Cork has taken wickets consistently with his fast, medium swing bowling all this season and he revealed that a chat with Malcolm Marshall, the great West Indies' all-rounder, now a freelance bowling consultant, in May, helped him develop an inswinger to match his already potent outswinger.
Ray Illingworth, the chairman of selectors, described Cork's performance as "brilliant", adding: "He bowls so close to the stumps that even the slightest movement makes it a good ball." He went on to praise all the bowlers, saying of Angus Fraser "he's a different man from last summer when he looked tired. They all did well and some of 'em are flat out in the dressing-room. That's effort."
Mike Atherton, the captain, added: "We lost the first Test at Headingley because we played 30 to 40 per cent below our capability. In this match, even had we lost, I would have been satisfied. The team gave everything.
"We played tight through a tense match. I knew that if we could get a couple of early wickets today we would win. Stewie [Alec Stewart] took a magnificent catch; Angus Fraser kept Sherwin Campbell (who scored 93) bottled up for so long that he became frustrated. "Digger" [Peter Martin] also kept it tight and we were able to attack through Corky, who had a wind perfect for swing bowling, and Darren Gough."
Richie Richardson, the West Indies captain, said the tourists had expected to win: "But Cork bowled magnificently and we kept losing wickets. The bowling was always going to dominate on the final day and it would have been a different match had we won the toss and batted first. "
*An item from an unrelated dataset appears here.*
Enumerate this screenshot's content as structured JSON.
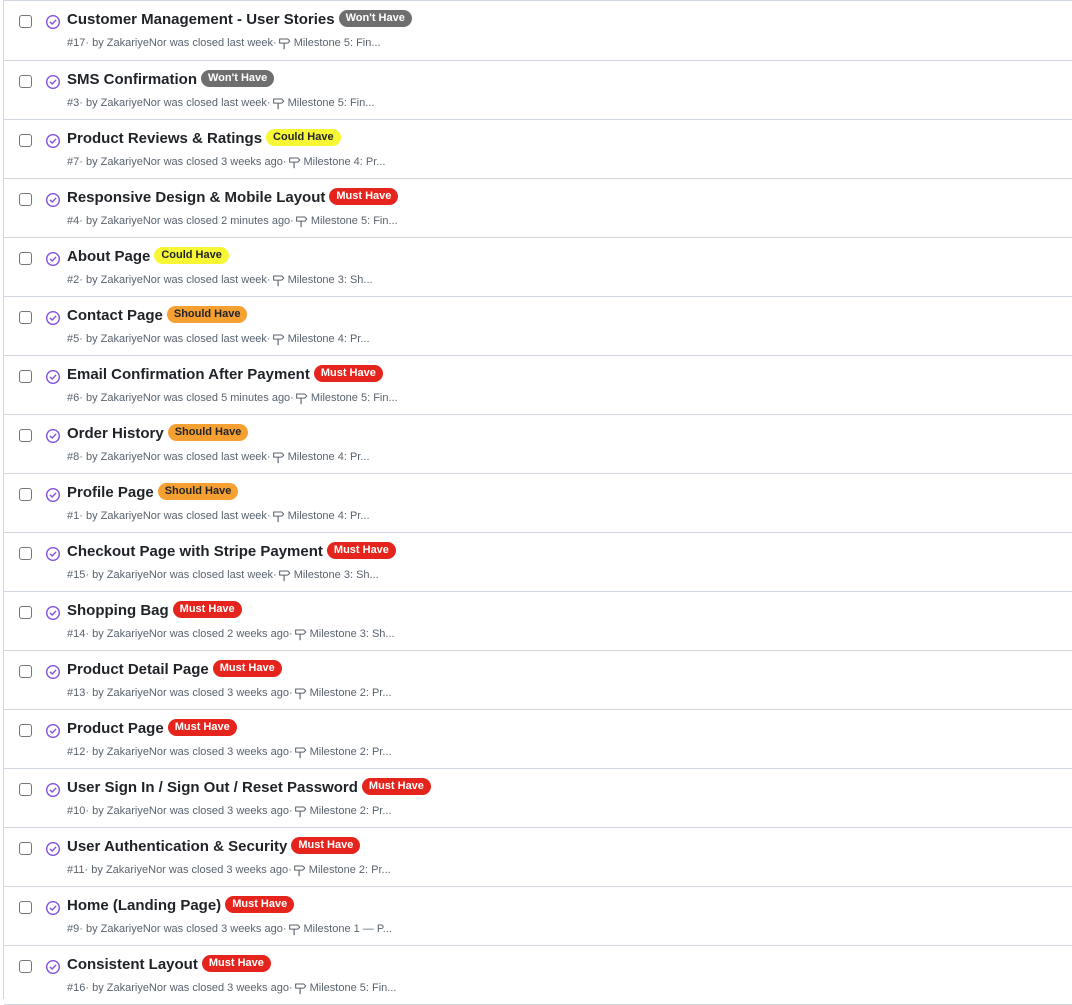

England now level the series 1-1, with four matches to be played. Atherton was appointed for the first three only but his re-appointment, in the next Test, now seems a formality. When the question was put to Illingworth he responded: "We haven't even discussed it yet" and then, placing his hand on Atherton's shoulder, added: "Have we, Mike ?"
ENGLAND'S BEST DEBUTANTS
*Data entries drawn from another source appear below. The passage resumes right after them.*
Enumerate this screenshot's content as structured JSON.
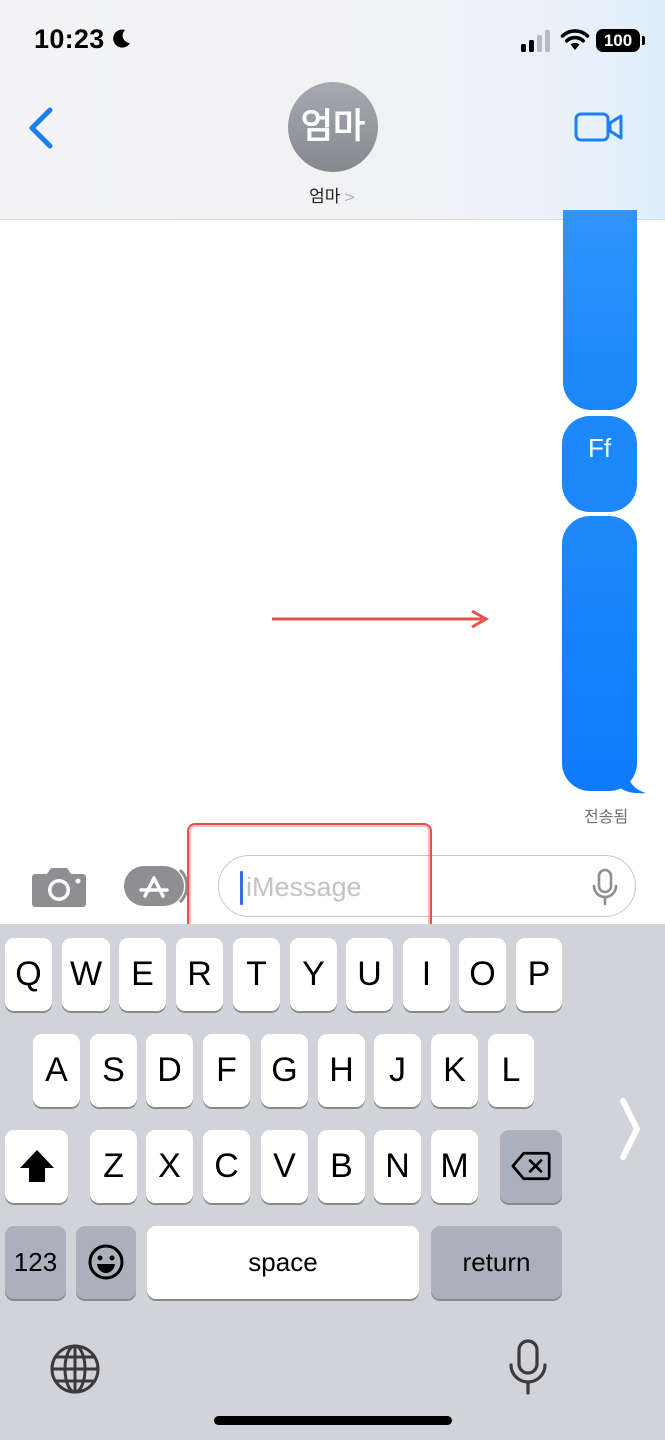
{
  "status_bar": {
    "time": "10:23",
    "battery": "100"
  },
  "header": {
    "avatar_initials": "엄마",
    "contact_name": "엄마",
    "contact_chevron": ">"
  },
  "messages": [
    {
      "text": ""
    },
    {
      "text": "Ff"
    },
    {
      "text": ""
    }
  ],
  "delivery_status": "전송됨",
  "composer": {
    "placeholder": "iMessage"
  },
  "keyboard": {
    "row1": [
      "Q",
      "W",
      "E",
      "R",
      "T",
      "Y",
      "U",
      "I",
      "O",
      "P"
    ],
    "row2": [
      "A",
      "S",
      "D",
      "F",
      "G",
      "H",
      "J",
      "K",
      "L"
    ],
    "row3": [
      "Z",
      "X",
      "C",
      "V",
      "B",
      "N",
      "M"
    ],
    "numbers_label": "123",
    "space_label": "space",
    "return_label": "return"
  },
  "colors": {
    "bubble": "#1a87fb",
    "accent": "#1a7ff1",
    "annotation": "#e8504f"
  }
}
J J Ferris* 7-37 v South Africa (Cape Town 1891-92)
D G Cork 7-43 v West Indies (Lord's 1995)
J K Lever 7-46 v India (Delhi 1976-77)
A V Bedser 7-49 v India (Lord's 1946)
J Langridge 7-56 v West Indies (Old Trafford 1933)
* J J Ferris was making his debut for England after appearing in eight Tests for Australia.Reuse content